--- Assignment ---
How many lines of the entries below include the word "documentation"? Answer with the number alone.
----------------------------------------
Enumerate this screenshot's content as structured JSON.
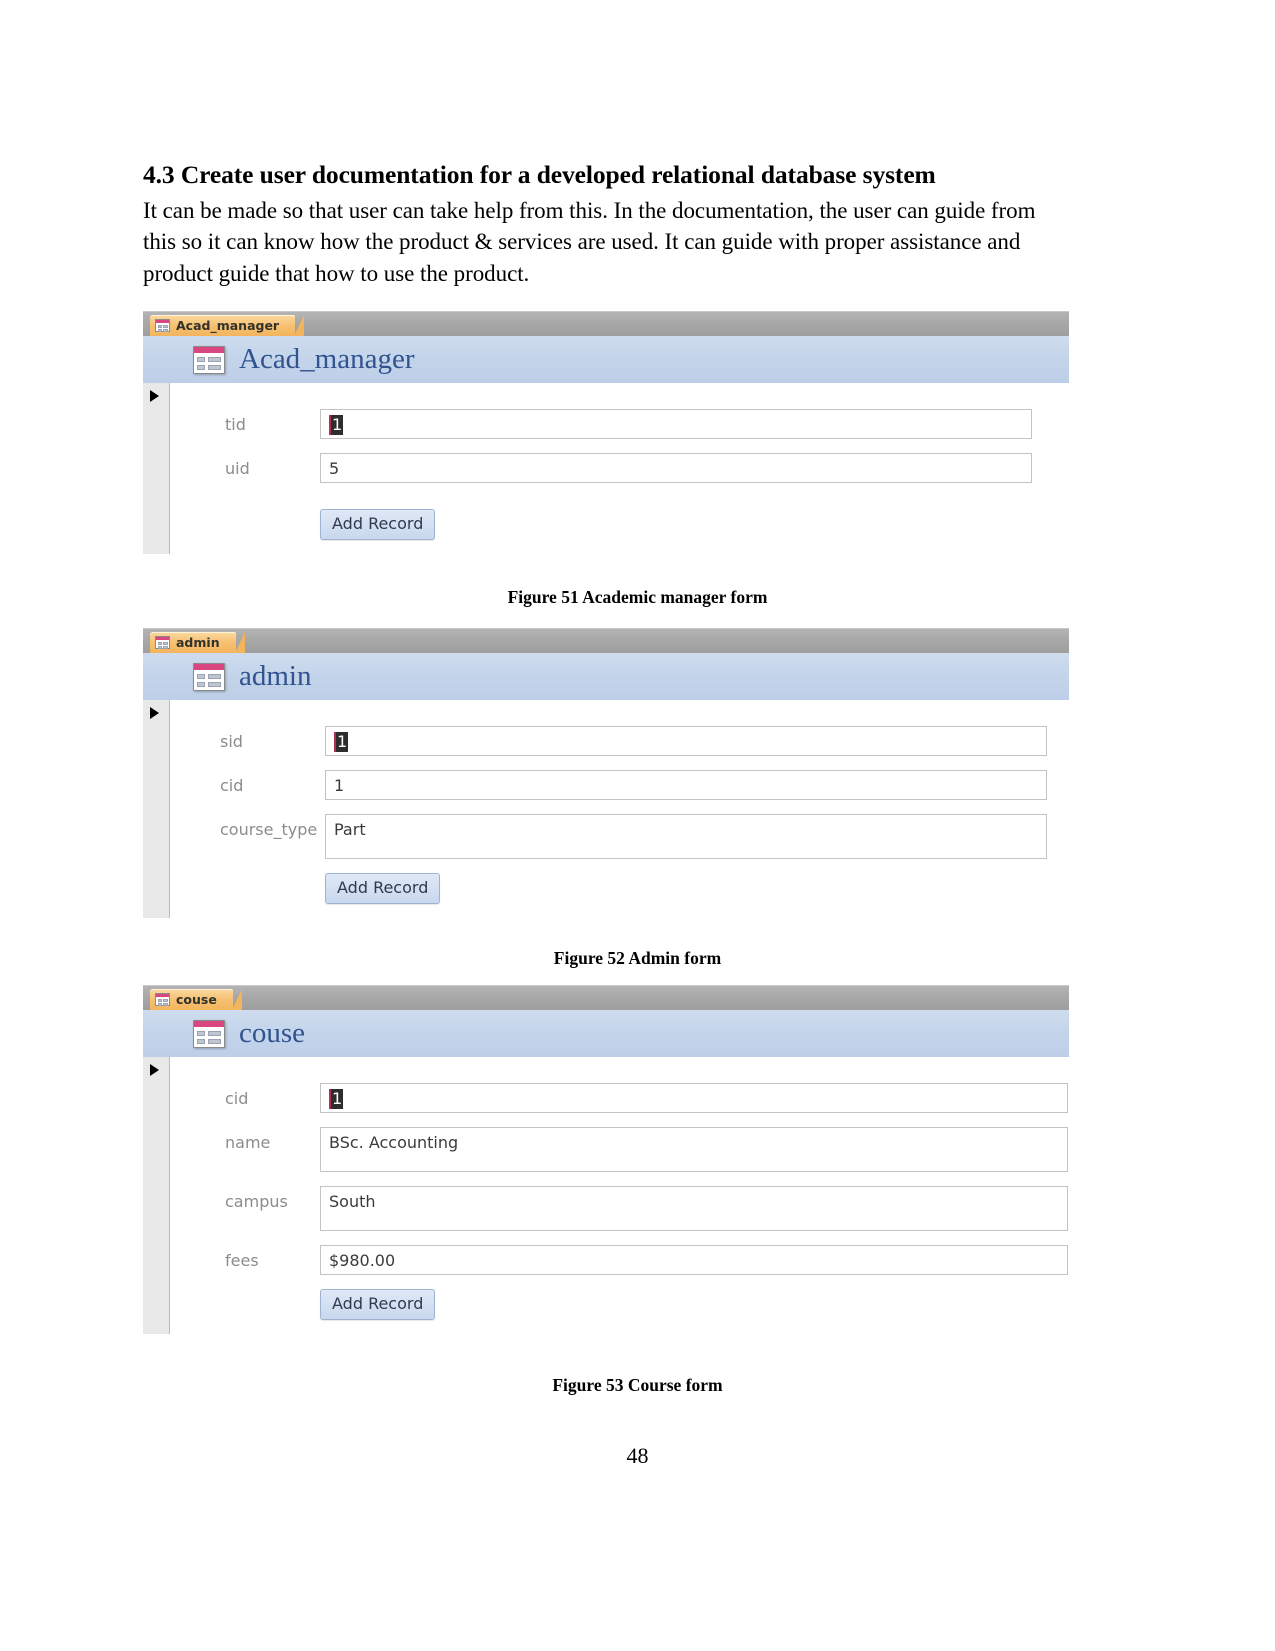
{
  "document": {
    "section_heading": "4.3 Create user documentation for a developed relational database system",
    "paragraph": "It can be made so that user can take help from this. In the documentation, the user can guide from this so it can know how the product & services are used. It can guide with proper assistance and product guide that how to use the product.",
    "page_number": "48"
  },
  "figures": [
    {
      "caption": "Figure 51 Academic manager form",
      "screenshot": {
        "tab_label": "Acad_manager",
        "tab_icon": "form-icon",
        "header_title": "Acad_manager",
        "header_icon": "form-icon",
        "record_selector_icon": "current-record-arrow-icon",
        "fields": [
          {
            "label": "tid",
            "value": "1",
            "selected": true
          },
          {
            "label": "uid",
            "value": "5",
            "selected": false
          }
        ],
        "button_label": "Add Record"
      }
    },
    {
      "caption": "Figure 52 Admin form",
      "screenshot": {
        "tab_label": "admin",
        "tab_icon": "form-icon",
        "header_title": "admin",
        "header_icon": "form-icon",
        "record_selector_icon": "current-record-arrow-icon",
        "fields": [
          {
            "label": "sid",
            "value": "1",
            "selected": true
          },
          {
            "label": "cid",
            "value": "1",
            "selected": false
          },
          {
            "label": "course_type",
            "value": "Part",
            "selected": false
          }
        ],
        "button_label": "Add Record"
      }
    },
    {
      "caption": "Figure 53 Course form",
      "screenshot": {
        "tab_label": "couse",
        "tab_icon": "form-icon",
        "header_title": "couse",
        "header_icon": "form-icon",
        "record_selector_icon": "current-record-arrow-icon",
        "fields": [
          {
            "label": "cid",
            "value": "1",
            "selected": true
          },
          {
            "label": "name",
            "value": "BSc. Accounting",
            "selected": false
          },
          {
            "label": "campus",
            "value": "South",
            "selected": false
          },
          {
            "label": "fees",
            "value": "$980.00",
            "selected": false
          }
        ],
        "button_label": "Add Record"
      }
    }
  ],
  "colors": {
    "tab_accent": "#f3b45c",
    "form_header": "#c3d4ea",
    "form_title_text": "#31538f",
    "label_text": "#8c8c8c",
    "tabstrip": "#a8a8a8"
  }
}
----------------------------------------
--- Task answer ---
2